**Material shown**.
· · · ·
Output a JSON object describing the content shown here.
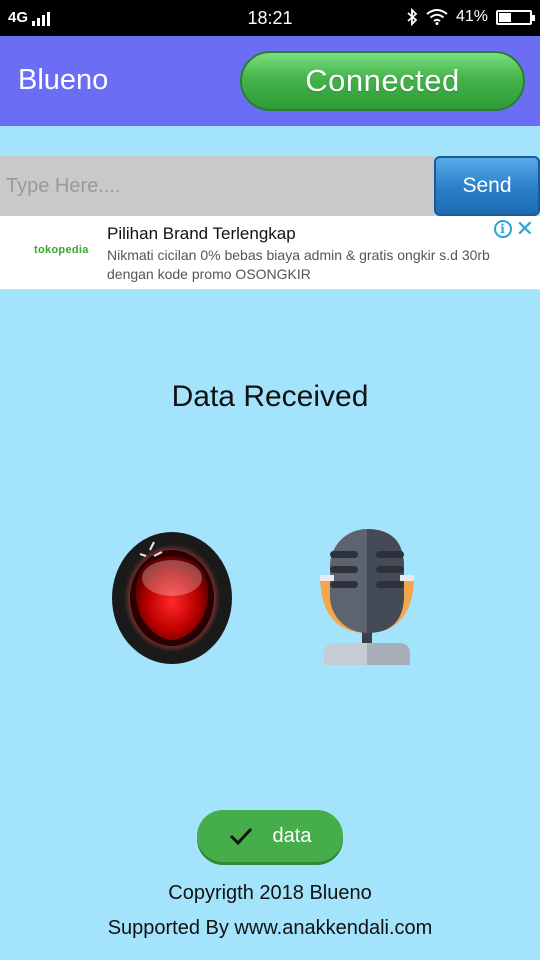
{
  "status_bar": {
    "network": "4G",
    "time": "18:21",
    "battery_percent": "41%",
    "battery_level": 0.41,
    "icons": [
      "signal-icon",
      "bluetooth-icon",
      "wifi-icon",
      "battery-icon"
    ]
  },
  "app_bar": {
    "title": "Blueno",
    "status_label": "Connected",
    "status_color": "#45b34a",
    "bar_color": "#6b6ef5"
  },
  "input": {
    "placeholder": "Type Here....",
    "value": "",
    "send_label": "Send"
  },
  "ad": {
    "brand_logo_text": "tokopedia",
    "headline": "Pilihan Brand Terlengkap",
    "body": "Nikmati cicilan 0% bebas biaya admin & gratis ongkir s.d 30rb dengan kode promo OSONGKIR",
    "icons": [
      "ad-info-icon",
      "ad-close-icon"
    ]
  },
  "main": {
    "heading": "Data Received",
    "icons": [
      "red-record-button-icon",
      "microphone-icon"
    ],
    "data_button_label": "data"
  },
  "footer": {
    "copyright": "Copyrigth 2018 Blueno",
    "supported": "Supported By www.anakkendali.com"
  },
  "colors": {
    "background": "#a3e4fc",
    "send_button": "#2a7fc9",
    "data_button": "#45ae4b"
  }
}
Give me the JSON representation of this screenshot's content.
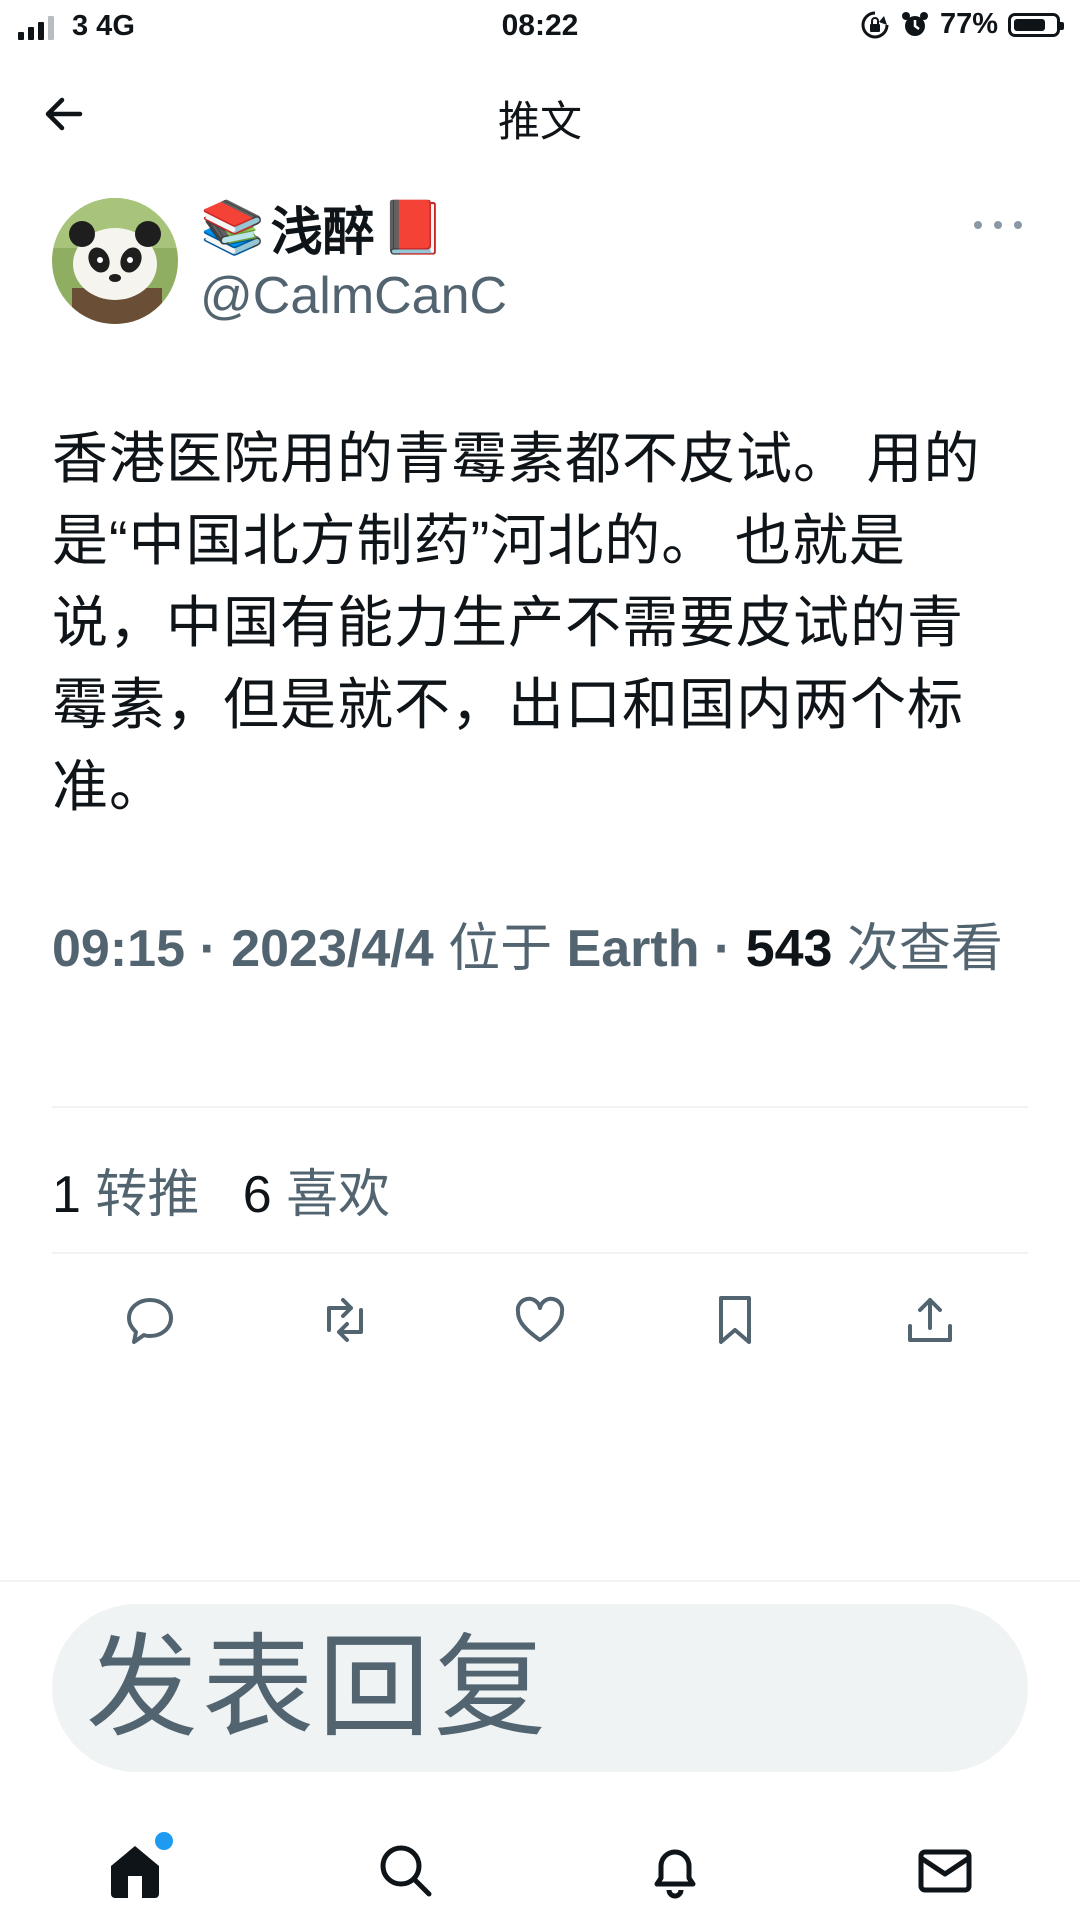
{
  "status_bar": {
    "carrier": "3  4G",
    "time": "08:22",
    "battery_percent": "77%",
    "battery_level": 0.77,
    "icons": [
      "signal-icon",
      "rotation-lock-icon",
      "alarm-icon",
      "battery-icon"
    ]
  },
  "header": {
    "title": "推文",
    "back_icon": "arrow-left-icon"
  },
  "tweet": {
    "author": {
      "display_name": "浅醉",
      "name_prefix_emoji": "📚",
      "name_suffix_emoji": "📕",
      "handle": "@CalmCanC"
    },
    "text": "香港医院用的青霉素都不皮试。 用的是“中国北方制药”河北的。 也就是说，中国有能力生产不需要皮试的青霉素，但是就不，出口和国内两个标准。",
    "meta": {
      "time": "09:15",
      "separator": " · ",
      "date": "2023/4/4",
      "location_prefix": "位于",
      "location": "Earth",
      "views": "543",
      "views_label": "次查看"
    },
    "stats": {
      "retweets": "1",
      "retweets_label": "转推",
      "likes": "6",
      "likes_label": "喜欢"
    }
  },
  "actions": [
    "reply-icon",
    "retweet-icon",
    "like-icon",
    "bookmark-icon",
    "share-icon"
  ],
  "reply_box": {
    "placeholder": "发表回复"
  },
  "tab_bar": [
    "home-icon",
    "search-icon",
    "notifications-icon",
    "messages-icon"
  ],
  "colors": {
    "text_primary": "#0f1419",
    "text_secondary": "#536471",
    "divider": "#eff3f4",
    "accent": "#1d9bf0"
  }
}
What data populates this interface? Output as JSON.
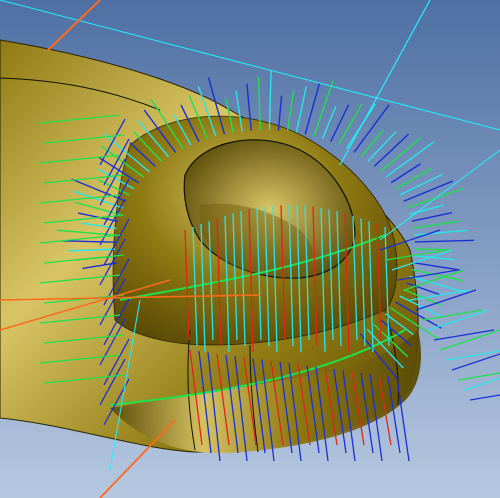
{
  "colors": {
    "background_top": "#4f70a4",
    "background_bottom": "#b6c8e0",
    "part_base": "#8f7a12",
    "part_highlight": "#d8c566",
    "part_shadow": "#5a4a06",
    "edge_line": "#111100",
    "normal_blue": "#1a2fd6",
    "normal_green": "#1fe04a",
    "normal_cyan": "#27e6ea",
    "normal_red": "#e0261a",
    "axis_orange": "#ff6a1a",
    "axis_cyan": "#1ff0ff"
  },
  "scene": {
    "object": "curved-shell-with-conical-boss",
    "overlays": [
      "surface-normal-vectors",
      "construction-axes"
    ]
  }
}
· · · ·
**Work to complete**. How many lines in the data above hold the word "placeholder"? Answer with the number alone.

**Written response**. 2